● Your goal:
Give back every record exactly, with its pictures left out.

Start of Block

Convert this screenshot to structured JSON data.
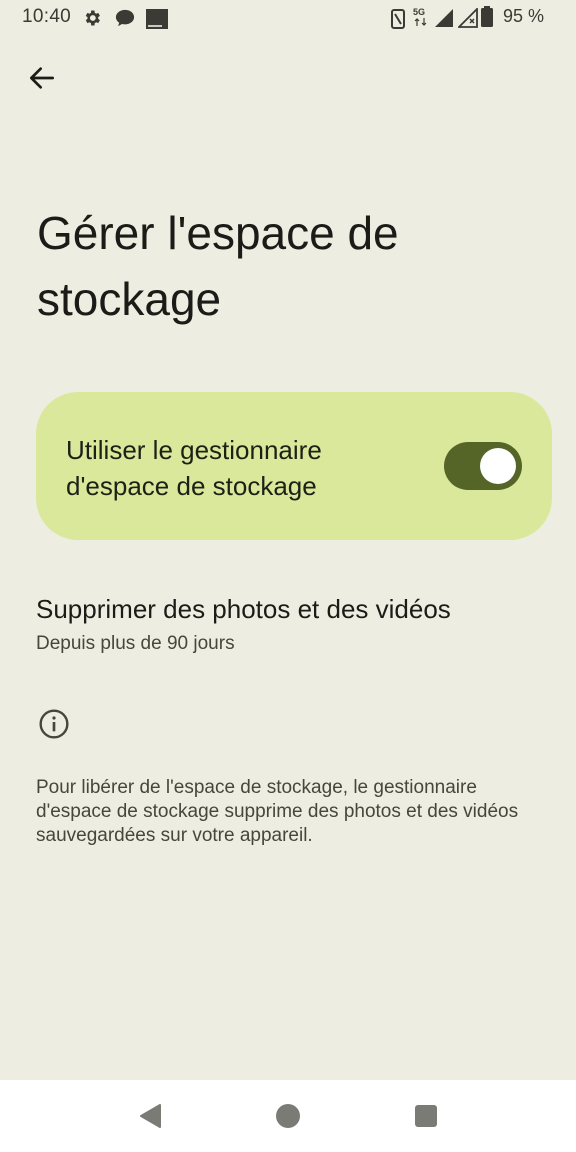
{
  "status_bar": {
    "time": "10:40",
    "battery": "95 %",
    "icons": [
      "settings-icon",
      "chat-icon",
      "orange-app-icon",
      "nfc-icon",
      "5g-icon",
      "signal-icon",
      "signal-icon-2",
      "battery-icon"
    ]
  },
  "header": {
    "back_icon": "arrow-back-icon",
    "title": "Gérer l'espace de stockage"
  },
  "toggle_card": {
    "label": "Utiliser le gestionnaire d'espace de stockage",
    "enabled": true
  },
  "delete_setting": {
    "title": "Supprimer des photos et des vidéos",
    "subtitle": "Depuis plus de 90 jours"
  },
  "info": {
    "icon": "info-icon",
    "text": "Pour libérer de l'espace de stockage, le gestionnaire d'espace de stockage supprime des photos et des vidéos sauvegardées sur votre appareil."
  },
  "colors": {
    "background": "#eeede2",
    "card": "#d9e89a",
    "switch_track": "#556527"
  },
  "nav_bar": [
    "back-triangle-icon",
    "home-circle-icon",
    "recents-square-icon"
  ]
}
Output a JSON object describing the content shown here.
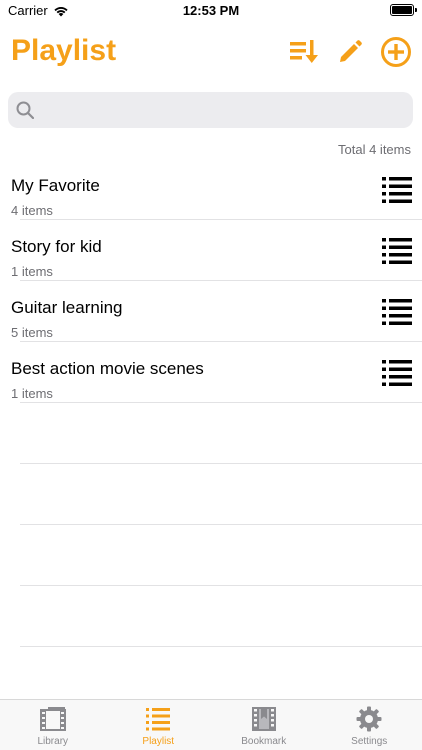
{
  "status_bar": {
    "carrier": "Carrier",
    "time": "12:53 PM"
  },
  "header": {
    "title": "Playlist",
    "accent_color": "#f5a019",
    "actions": [
      "sort-icon",
      "edit-icon",
      "add-icon"
    ]
  },
  "search": {
    "placeholder": "",
    "value": ""
  },
  "summary": {
    "total": "Total 4 items"
  },
  "playlists": [
    {
      "title": "My Favorite",
      "count": "4 items"
    },
    {
      "title": "Story for kid",
      "count": "1 items"
    },
    {
      "title": "Guitar learning",
      "count": "5 items"
    },
    {
      "title": "Best action movie scenes",
      "count": "1 items"
    }
  ],
  "tabs": [
    {
      "label": "Library",
      "icon": "library-icon",
      "active": false
    },
    {
      "label": "Playlist",
      "icon": "playlist-icon",
      "active": true
    },
    {
      "label": "Bookmark",
      "icon": "bookmark-icon",
      "active": false
    },
    {
      "label": "Settings",
      "icon": "settings-icon",
      "active": false
    }
  ]
}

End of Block

● Response box:
Convert this screenshot to structured JSON data.
{
  "status_bar": {
    "time": "10:40",
    "battery": "95 %",
    "icons": [
      "settings-icon",
      "chat-icon",
      "orange-app-icon",
      "nfc-icon",
      "5g-icon",
      "signal-icon",
      "signal-icon-2",
      "battery-icon"
    ]
  },
  "header": {
    "back_icon": "arrow-back-icon",
    "title": "Gérer l'espace de stockage"
  },
  "toggle_card": {
    "label": "Utiliser le gestionnaire d'espace de stockage",
    "enabled": true
  },
  "delete_setting": {
    "title": "Supprimer des photos et des vidéos",
    "subtitle": "Depuis plus de 90 jours"
  },
  "info": {
    "icon": "info-icon",
    "text": "Pour libérer de l'espace de stockage, le gestionnaire d'espace de stockage supprime des photos et des vidéos sauvegardées sur votre appareil."
  },
  "colors": {
    "background": "#eeede2",
    "card": "#d9e89a",
    "switch_track": "#556527"
  },
  "nav_bar": [
    "back-triangle-icon",
    "home-circle-icon",
    "recents-square-icon"
  ]
}
Output a JSON object describing the content shown here.
{
  "status_bar": {
    "carrier": "Carrier",
    "time": "12:53 PM"
  },
  "header": {
    "title": "Playlist",
    "accent_color": "#f5a019",
    "actions": [
      "sort-icon",
      "edit-icon",
      "add-icon"
    ]
  },
  "search": {
    "placeholder": "",
    "value": ""
  },
  "summary": {
    "total": "Total 4 items"
  },
  "playlists": [
    {
      "title": "My Favorite",
      "count": "4 items"
    },
    {
      "title": "Story for kid",
      "count": "1 items"
    },
    {
      "title": "Guitar learning",
      "count": "5 items"
    },
    {
      "title": "Best action movie scenes",
      "count": "1 items"
    }
  ],
  "tabs": [
    {
      "label": "Library",
      "icon": "library-icon",
      "active": false
    },
    {
      "label": "Playlist",
      "icon": "playlist-icon",
      "active": true
    },
    {
      "label": "Bookmark",
      "icon": "bookmark-icon",
      "active": false
    },
    {
      "label": "Settings",
      "icon": "settings-icon",
      "active": false
    }
  ]
}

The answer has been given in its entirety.